As someone who mixes her time between writing for the stage and for TV, Molly Smith Metzler says she encounters very different ideas in Hollywood and in the New York-centered theater world about which stories need to be told.
Decision makers in one medium seem fixated on a closed system of dramatic ideas. In the other, there's an appetite for stories that reflect a wider spectrum of human experience.
If you figure it's the TV folks who are typically afraid to break from the mold, you'd be wrong.
Take Metzler’s play “Cry It Out,” a sharply detailed view of new parents navigating their new worlds, centered on three women’s decisions about whether, when, and how to go back to work full-time after childbirth.
It has flourished in regional theater, and Chelsea’s Apollinaire Theatre Company stages a production that begins performances Friday. It has been reviewed well around the country and Metzler is much gratified by its success. But she thinks the lack of interest in producing the show in New York, specifically — it’s gotten a “goose egg” there, she says — is reflective of a mothball-encased mentality that still pervades the male-dominated upper echelons of American theater.
“On this coast,” she says from Los Angeles, where she’s show-running an in-development series for Netflix, “it’s opened all of the doors. Everybody wants a story about a young, single mother. It’s considered important. It’s considered drama. It’s a take-out-the-checkbook subject.”

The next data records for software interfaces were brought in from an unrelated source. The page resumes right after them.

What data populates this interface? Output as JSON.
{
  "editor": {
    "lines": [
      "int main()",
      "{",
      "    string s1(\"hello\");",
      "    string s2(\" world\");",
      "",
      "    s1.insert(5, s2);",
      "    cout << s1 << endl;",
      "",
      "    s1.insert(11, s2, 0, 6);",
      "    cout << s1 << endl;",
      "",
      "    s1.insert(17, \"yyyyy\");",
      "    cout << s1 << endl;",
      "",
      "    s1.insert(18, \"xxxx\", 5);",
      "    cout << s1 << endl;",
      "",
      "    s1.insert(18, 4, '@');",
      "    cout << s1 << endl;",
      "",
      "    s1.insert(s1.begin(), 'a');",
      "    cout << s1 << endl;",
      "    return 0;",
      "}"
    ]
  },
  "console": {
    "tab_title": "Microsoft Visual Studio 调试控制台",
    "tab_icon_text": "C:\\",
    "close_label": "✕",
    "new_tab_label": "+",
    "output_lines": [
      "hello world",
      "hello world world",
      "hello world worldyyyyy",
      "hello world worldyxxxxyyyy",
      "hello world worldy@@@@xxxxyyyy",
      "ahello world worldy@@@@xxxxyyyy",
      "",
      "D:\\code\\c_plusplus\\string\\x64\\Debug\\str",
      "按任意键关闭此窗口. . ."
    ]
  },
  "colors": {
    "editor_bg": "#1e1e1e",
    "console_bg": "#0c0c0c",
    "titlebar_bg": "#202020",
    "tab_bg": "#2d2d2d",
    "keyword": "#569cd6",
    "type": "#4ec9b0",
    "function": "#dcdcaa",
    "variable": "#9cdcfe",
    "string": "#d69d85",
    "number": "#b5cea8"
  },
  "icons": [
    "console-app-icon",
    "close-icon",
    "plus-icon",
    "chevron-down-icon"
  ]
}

She’s currently adapting Stephanie Land’s memoir “Maid: Hard Work, Low Pay and a Mother’s Will to Survive” for Netflix. She’s also produced and written episodes of “Shameless” on Showtime and served as executive story editor for “Casual” on Hulu and Netflix’s “Orange Is the New Black.” She got her start in playwriting at Boston University’s renowned MFA program, which she describes as “the best thing that happened to me as a writer.”
When “Cry It Out” played at the influential Humana Festival of New American Plays at the Actors Theatre of Louisville, Metzler got feedback from artistic directors of key New York theaters.
One, a man, said he wished the character of Jessie had changed over the course of the play. (Smith wonders if Jessie’s arc, which centers on parenting approaches and her decision about whether to quit her job, was simply invisible to the man.) Another, a woman, said she just doesn’t care for “plays about moms.”
“If we deviate from the acceptable story structure of plays that are by default written with a masculine point of view, that is what we’re up against a little bit,” Metzler says. “There’s this sense of: It’s a sweet play and it’s nice that moms have their little place in theater. But the theater is still a place that’s dominated by stories people consider to be larger stories — and people don’t consider moms to be a larger story.”
Though this line of thinking has suffered withering critiques in recent years, it persists.
“It is kind of still very much a thing that if the story centers around women, it tends to be seen as niche market. If it if centers around men, it’s seen as for everyone,” says Danielle Fauteux Jacques, Apollinaire’s artistic director and the stage director for this production.
It features Becca A. Lewis as Jessie, a lawyer on maternity leave with her first child who is tempted to give up her job. Lily Kaufman plays Lina, a new mom with a strict timetable for getting back to her entry-level position as a hospital administrator.
These neighbors and new friends also encounter a husband-and-wife pair of new parents, Adrienne (Amie Lytle) and Mitchell (Cameron Gosselin), who confound some of their views about parenthood and underline the role played by class in many of those decisions.
The very funny play is filled with pop culture references and feels very true to its milieu. Metzler displays an almost painfully acute ear for the nuances of new parenthood as well as the awkward social situations adults find themselves in as they try to make new friends.
“It’s a really beautiful play about friendship, and how awkward and difficult that can be,” Fauteux Jacques says.
That part comes straight from Metzler’s experience.
“You’re approaching people in the coffee shop, with a baby, like: Do you want to come to my house? I’ll make a banana bread,” she says.
The play was also inspired by Metzler's time in the class-stratified world of Port Washington on Long Island, where one neighborhood of palatial estates looks straight down a bluff at a working-class neighborhood primarily composed of rental units.
Metzler’s household could withstand the loss of one income when she stayed home for her daughter’s first two years. But the humble duplex she and her husband rented was at the bottom end of that cliff-side view. The gap between those two worlds — and the fascination of staring from one to the other — informs the play.
“I remember the feeling the first time I saw my house from one of the bluffs and could look into my backyard,” she says. “It dawned on me: These people can all see us. I wonder what they see.”
Jeremy D. Goodwin can be reached at firstname.lastname@example.org. Follow him on Twitter @jeremydgoodwin.
CRY IT OUT
Presented by Apollinaire Theatre Company. At Chelsea Theatre Works, Chelsea, Dec. 20-Jan. 19. Tickets $30, 617-887-2336, www.apollinairetheatre.com